blockage of their routes. NYPD officers take a more critical interest as we enter themain thoroughfare of Houston Street, adding a shadow parade of their own, one thatconsists of cars and wagons, and one that shunts the serenade onto the sidewalk andmonitors its progress east towards the river. After negotiations, East River Park becomesfor a time a carnivalesque scene (Figure 2). Noise- and fire-making contraptions are wheeled into the site and brought into action as the space is temporarily appropriated.But as flames flicker upwards, the police move forward. They eventually get their way when the core group, after a swoop back through the streets, heads towards Williamsburg Bridge and
with police units obligingly holding up the traffic
disappears towards Brooklyn, taking its noisy party spirit with it.The catalyst of this event in May 2003 came from a Brooklyn-based artist collectivecalled Toyshop. Numbering around 15 to 20 people mainly with a background in thearts, they have staged a number of street interventions and forms of direct action overthe last few years. Centred on the street artist Swoon, the group
previously calledSwoon Union or Swoon Squad
is concerned with public space and its democratiza-tion through what it calls ‘creative forms of productive mischief’. ‘[R]ooting around theedges of appropriate acts of citizenship’, its members say, ‘we are using every means atour disposal to make a city that instigates our creative impulses and fosters the feralspirit’.
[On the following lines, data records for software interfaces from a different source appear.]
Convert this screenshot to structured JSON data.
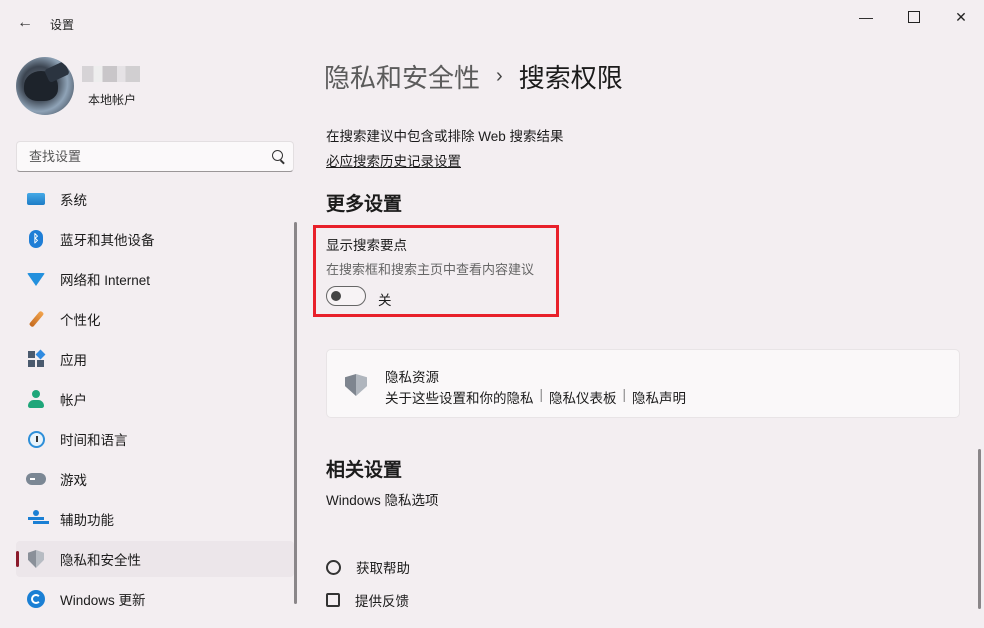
{
  "window": {
    "title": "设置",
    "back_glyph": "←",
    "minimize_glyph": "—",
    "close_glyph": "✕"
  },
  "profile": {
    "account_type": "本地帐户"
  },
  "search": {
    "placeholder": "查找设置"
  },
  "sidebar": {
    "items": [
      {
        "label": "系统",
        "icon": "system-icon"
      },
      {
        "label": "蓝牙和其他设备",
        "icon": "bluetooth-icon"
      },
      {
        "label": "网络和 Internet",
        "icon": "wifi-icon"
      },
      {
        "label": "个性化",
        "icon": "brush-icon"
      },
      {
        "label": "应用",
        "icon": "apps-icon"
      },
      {
        "label": "帐户",
        "icon": "account-icon"
      },
      {
        "label": "时间和语言",
        "icon": "clock-icon"
      },
      {
        "label": "游戏",
        "icon": "gamepad-icon"
      },
      {
        "label": "辅助功能",
        "icon": "accessibility-icon"
      },
      {
        "label": "隐私和安全性",
        "icon": "shield-icon",
        "active": true
      },
      {
        "label": "Windows 更新",
        "icon": "update-icon"
      }
    ]
  },
  "main": {
    "breadcrumb": {
      "parent": "隐私和安全性",
      "separator": "›",
      "current": "搜索权限"
    },
    "exclude_web_text": "在搜索建议中包含或排除 Web 搜索结果",
    "bing_history_link": "必应搜索历史记录设置",
    "more_settings": {
      "heading": "更多设置",
      "search_highlights": {
        "title": "显示搜索要点",
        "description": "在搜索框和搜索主页中查看内容建议",
        "toggle_state": "关",
        "toggle_on": false
      }
    },
    "privacy_resources": {
      "title": "隐私资源",
      "links": [
        "关于这些设置和你的隐私",
        "隐私仪表板",
        "隐私声明"
      ],
      "divider": "|"
    },
    "related": {
      "heading": "相关设置",
      "windows_privacy_link": "Windows 隐私选项"
    },
    "help": {
      "get_help": "获取帮助",
      "give_feedback": "提供反馈"
    }
  },
  "colors": {
    "highlight_border": "#e8202a",
    "active_indicator": "#8b1a2b",
    "background": "#f3eef1"
  }
}
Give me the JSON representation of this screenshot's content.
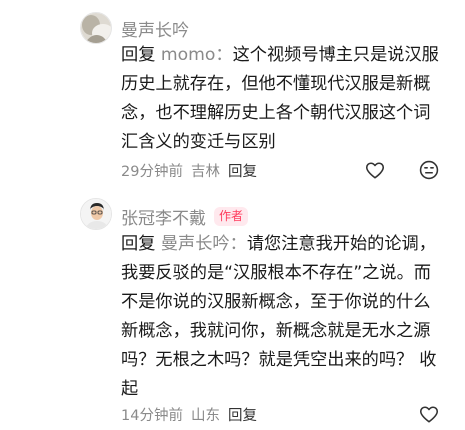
{
  "comments": [
    {
      "author": "曼声长吟",
      "reply_prefix": "回复",
      "reply_target": "momo：",
      "text": "这个视频号博主只是说汉服历史上就存在，但他不懂现代汉服是新概念，也不理解历史上各个朝代汉服这个词汇含义的变迁与区别",
      "time": "29分钟前",
      "location": "吉林",
      "reply_label": "回复",
      "icons": [
        "heart-icon",
        "dislike-face-icon"
      ]
    },
    {
      "author": "张冠李不戴",
      "badge": "作者",
      "reply_prefix": "回复",
      "reply_target": "曼声长吟：",
      "text": "请您注意我开始的论调，我要反驳的是“汉服根本不存在”之说。而不是你说的汉服新概念，至于你说的什么新概念，我就问你，新概念就是无水之源吗？无根之木吗？就是凭空出来的吗？",
      "collapse_label": "收起",
      "time": "14分钟前",
      "location": "山东",
      "reply_label": "回复",
      "icons": [
        "heart-icon"
      ]
    }
  ]
}
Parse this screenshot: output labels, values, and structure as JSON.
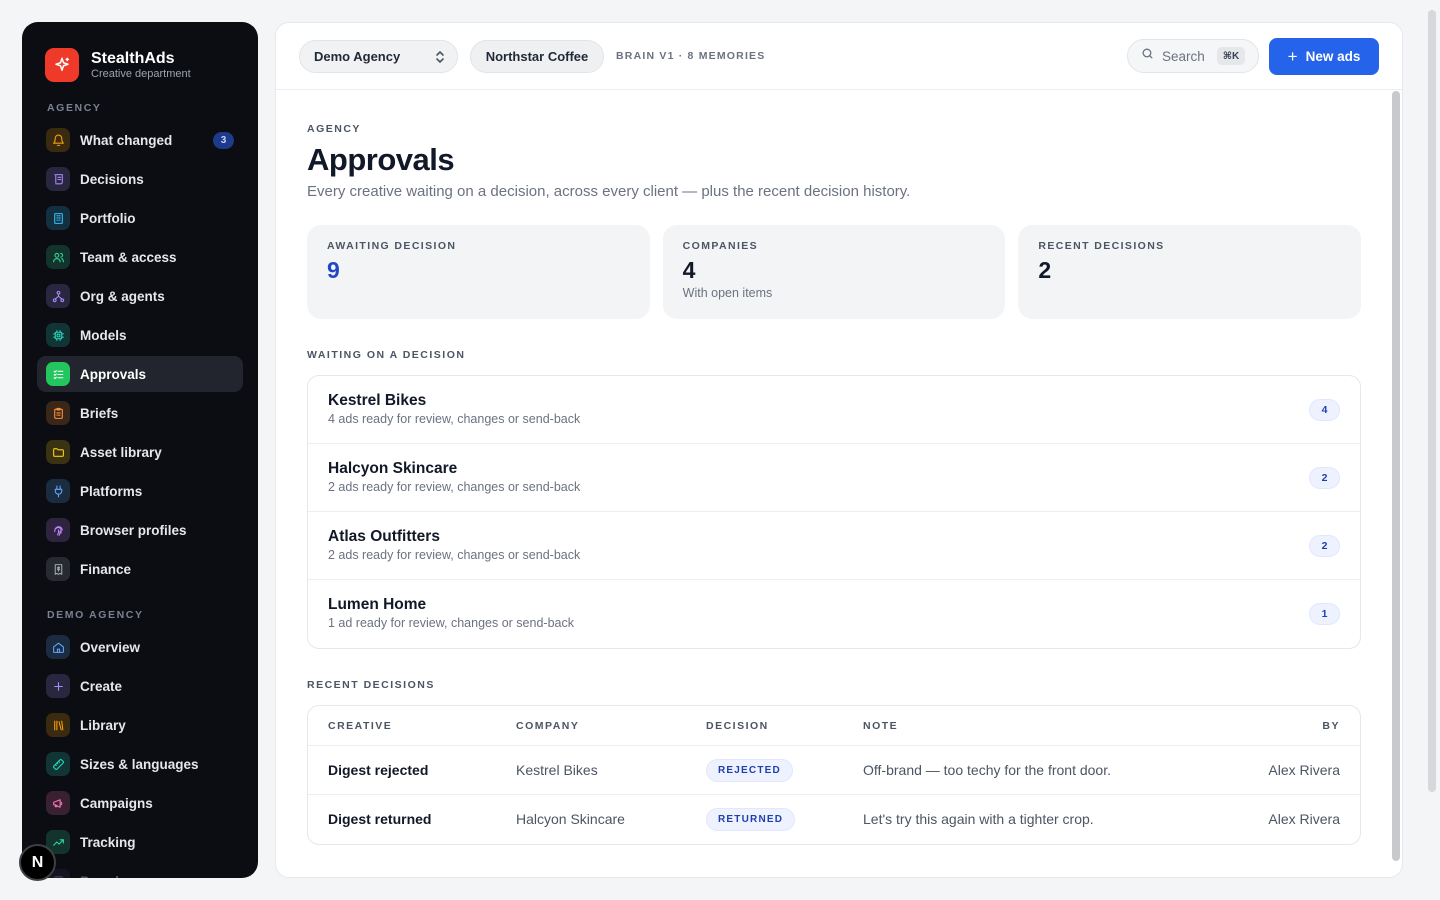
{
  "brand": {
    "name": "StealthAds",
    "subtitle": "Creative department",
    "color": "#ef3a2a"
  },
  "sidebar": {
    "agency_label": "AGENCY",
    "agency_items": [
      {
        "label": "What changed",
        "icon": "bell-icon",
        "color": "#f59e0b",
        "badge": "3"
      },
      {
        "label": "Decisions",
        "icon": "scroll-icon",
        "color": "#a78bfa"
      },
      {
        "label": "Portfolio",
        "icon": "building-icon",
        "color": "#38bdf8"
      },
      {
        "label": "Team & access",
        "icon": "users-icon",
        "color": "#34d399"
      },
      {
        "label": "Org & agents",
        "icon": "network-icon",
        "color": "#a78bfa"
      },
      {
        "label": "Models",
        "icon": "cpu-icon",
        "color": "#2dd4bf"
      },
      {
        "label": "Approvals",
        "icon": "checklist-icon",
        "color": "#22c55e",
        "active": true
      },
      {
        "label": "Briefs",
        "icon": "clipboard-icon",
        "color": "#fb923c"
      },
      {
        "label": "Asset library",
        "icon": "folder-icon",
        "color": "#facc15"
      },
      {
        "label": "Platforms",
        "icon": "plug-icon",
        "color": "#60a5fa"
      },
      {
        "label": "Browser profiles",
        "icon": "fingerprint-icon",
        "color": "#c084fc"
      },
      {
        "label": "Finance",
        "icon": "receipt-icon",
        "color": "#9ca3af"
      }
    ],
    "workspace_label": "DEMO AGENCY",
    "workspace_items": [
      {
        "label": "Overview",
        "icon": "home-icon",
        "color": "#60a5fa"
      },
      {
        "label": "Create",
        "icon": "plus-icon",
        "color": "#a78bfa"
      },
      {
        "label": "Library",
        "icon": "library-icon",
        "color": "#f59e0b"
      },
      {
        "label": "Sizes & languages",
        "icon": "ruler-icon",
        "color": "#2dd4bf"
      },
      {
        "label": "Campaigns",
        "icon": "megaphone-icon",
        "color": "#f472b6"
      },
      {
        "label": "Tracking",
        "icon": "trend-icon",
        "color": "#34d399"
      },
      {
        "label": "Brand memory",
        "icon": "gem-icon",
        "color": "#a78bfa"
      }
    ]
  },
  "topbar": {
    "agency_select": "Demo Agency",
    "client": "Northstar Coffee",
    "brain_meta": "BRAIN V1 · 8 MEMORIES",
    "search_label": "Search",
    "search_shortcut": "⌘K",
    "new_button": "New ads",
    "accent": "#2563eb"
  },
  "page": {
    "eyebrow": "AGENCY",
    "title": "Approvals",
    "description": "Every creative waiting on a decision, across every client — plus the recent decision history."
  },
  "stats": [
    {
      "label": "AWAITING DECISION",
      "value": "9",
      "sub": ""
    },
    {
      "label": "COMPANIES",
      "value": "4",
      "sub": "With open items"
    },
    {
      "label": "RECENT DECISIONS",
      "value": "2",
      "sub": ""
    }
  ],
  "waiting": {
    "label": "WAITING ON A DECISION",
    "rows": [
      {
        "company": "Kestrel Bikes",
        "detail": "4 ads ready for review, changes or send-back",
        "count": "4"
      },
      {
        "company": "Halcyon Skincare",
        "detail": "2 ads ready for review, changes or send-back",
        "count": "2"
      },
      {
        "company": "Atlas Outfitters",
        "detail": "2 ads ready for review, changes or send-back",
        "count": "2"
      },
      {
        "company": "Lumen Home",
        "detail": "1 ad ready for review, changes or send-back",
        "count": "1"
      }
    ]
  },
  "recent": {
    "label": "RECENT DECISIONS",
    "columns": [
      "CREATIVE",
      "COMPANY",
      "DECISION",
      "NOTE",
      "BY"
    ],
    "rows": [
      {
        "creative": "Digest rejected",
        "company": "Kestrel Bikes",
        "decision": "REJECTED",
        "note": "Off-brand — too techy for the front door.",
        "by": "Alex Rivera"
      },
      {
        "creative": "Digest returned",
        "company": "Halcyon Skincare",
        "decision": "RETURNED",
        "note": "Let's try this again with a tighter crop.",
        "by": "Alex Rivera"
      }
    ]
  },
  "dev_indicator": "N"
}
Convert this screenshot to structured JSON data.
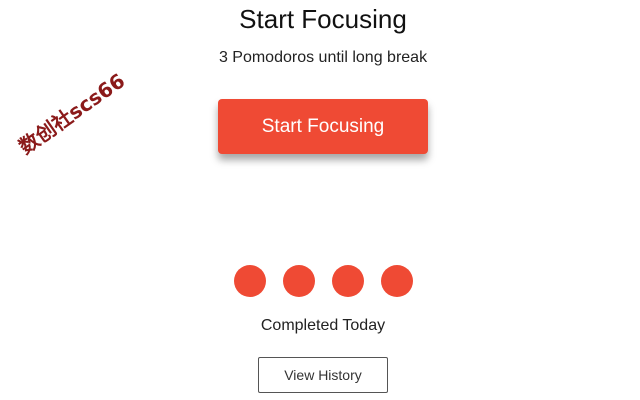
{
  "header": {
    "title": "Start Focusing",
    "subtitle": "3 Pomodoros until long break"
  },
  "actions": {
    "start_label": "Start Focusing",
    "history_label": "View History"
  },
  "progress": {
    "completed_today_count": 4,
    "completed_label": "Completed Today"
  },
  "watermark": {
    "text": "数创社scs66"
  },
  "colors": {
    "accent": "#ef4a34",
    "watermark": "#8b1a1a",
    "text": "#1c1c1c"
  }
}
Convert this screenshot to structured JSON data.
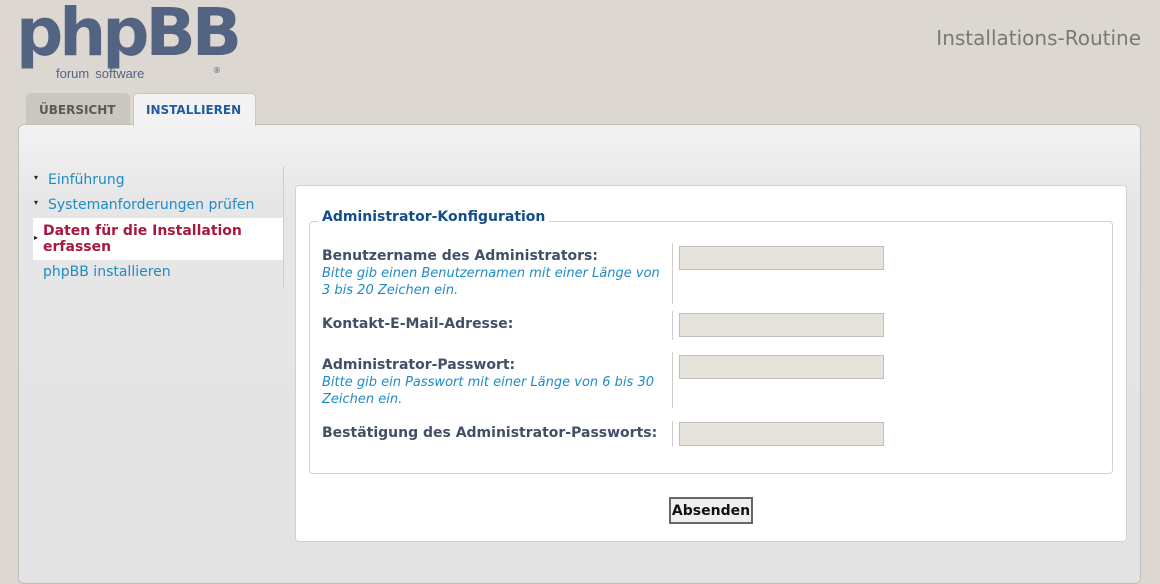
{
  "header": {
    "logo_text": "phpBB",
    "logo_sub_1": "forum",
    "logo_sub_2": "software",
    "logo_reg": "®",
    "title": "Installations-Routine"
  },
  "tabs": [
    {
      "label": "Übersicht",
      "active": false
    },
    {
      "label": "Installieren",
      "active": true
    }
  ],
  "sidebar": {
    "items": [
      {
        "label": "Einführung",
        "state": "done"
      },
      {
        "label": "Systemanforderungen prüfen",
        "state": "done"
      },
      {
        "label": "Daten für die Installation erfassen",
        "state": "active"
      },
      {
        "label": "phpBB installieren",
        "state": "pending"
      }
    ]
  },
  "form": {
    "legend": "Administrator-Konfiguration",
    "fields": [
      {
        "label": "Benutzername des Administrators:",
        "hint": "Bitte gib einen Benutzernamen mit einer Länge von 3 bis 20 Zeichen ein.",
        "value": ""
      },
      {
        "label": "Kontakt-E-Mail-Adresse:",
        "hint": "",
        "value": ""
      },
      {
        "label": "Administrator-Passwort:",
        "hint": "Bitte gib ein Passwort mit einer Länge von 6 bis 30 Zeichen ein.",
        "value": ""
      },
      {
        "label": "Bestätigung des Administrator-Passworts:",
        "hint": "",
        "value": ""
      }
    ],
    "submit_label": "Absenden"
  },
  "colors": {
    "page_bg": "#dcd8d1",
    "logo": "#536482",
    "link": "#1f8bc5",
    "active_item": "#a8183e",
    "legend": "#124e8c"
  }
}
They describe how they work with the city ‘as muse and medium’. Criticizingthe privatization of public space and the associated passivization of city dwellers, they state: ‘We are attempting to, through example, create a participatory model for citizensto take part in the physical and social structure of the environment we live in.’
Throughstreet art and other interventions, its members seek to exploit opportunities for play and subversion as they interact with the city’s spaces. Swoon’s own art particularly involves the creation of life-sized figures on walls from delicate paper cut-outs, carvedtape or woodblock prints (Figure 3). They often represent figures from her life orcharacters associated with particular places. They are an example of how work onstreets can give people ‘a new, often transient set of landmarks with which to guidethemselves’, and allow them ‘in a concrete way to see the manifestation of a certainkind of vitality in the city’.
The activities of Swoon and Toyshop signal some of the themes at the heart of thisessay through which I want to introduce this journal theme issue on ‘Arts of urbanexploration’. My concern is with how artists and cultural practitioners have recently been using forms of urban exploration as a means of engaging with, and intervening in,cities. The paper sets this within the wider context of critical approaches to urban space which take it seriously as a sensuous realm that is imagined, lived, performed andcontested. It argues that experimental arts and modes of exploration can play a vitalrole in the development of critical approaches to the geographies of cities, where they may challenge norms about how urban space is framed and represented, and wherethey may help to open up other possibilities. My initial cues come from events stagedin New York in May 2003, of which Toyshop’s intervention was a part. Entitled Psy-geo-conflux and centred on the politicized arts space of ABC No Rio, in RivingtonStreet, on the Lower East Side, this festival and conference brought together artists,cultural workers, activists and urban adventurers from North America and Europe
Arts of urban exploration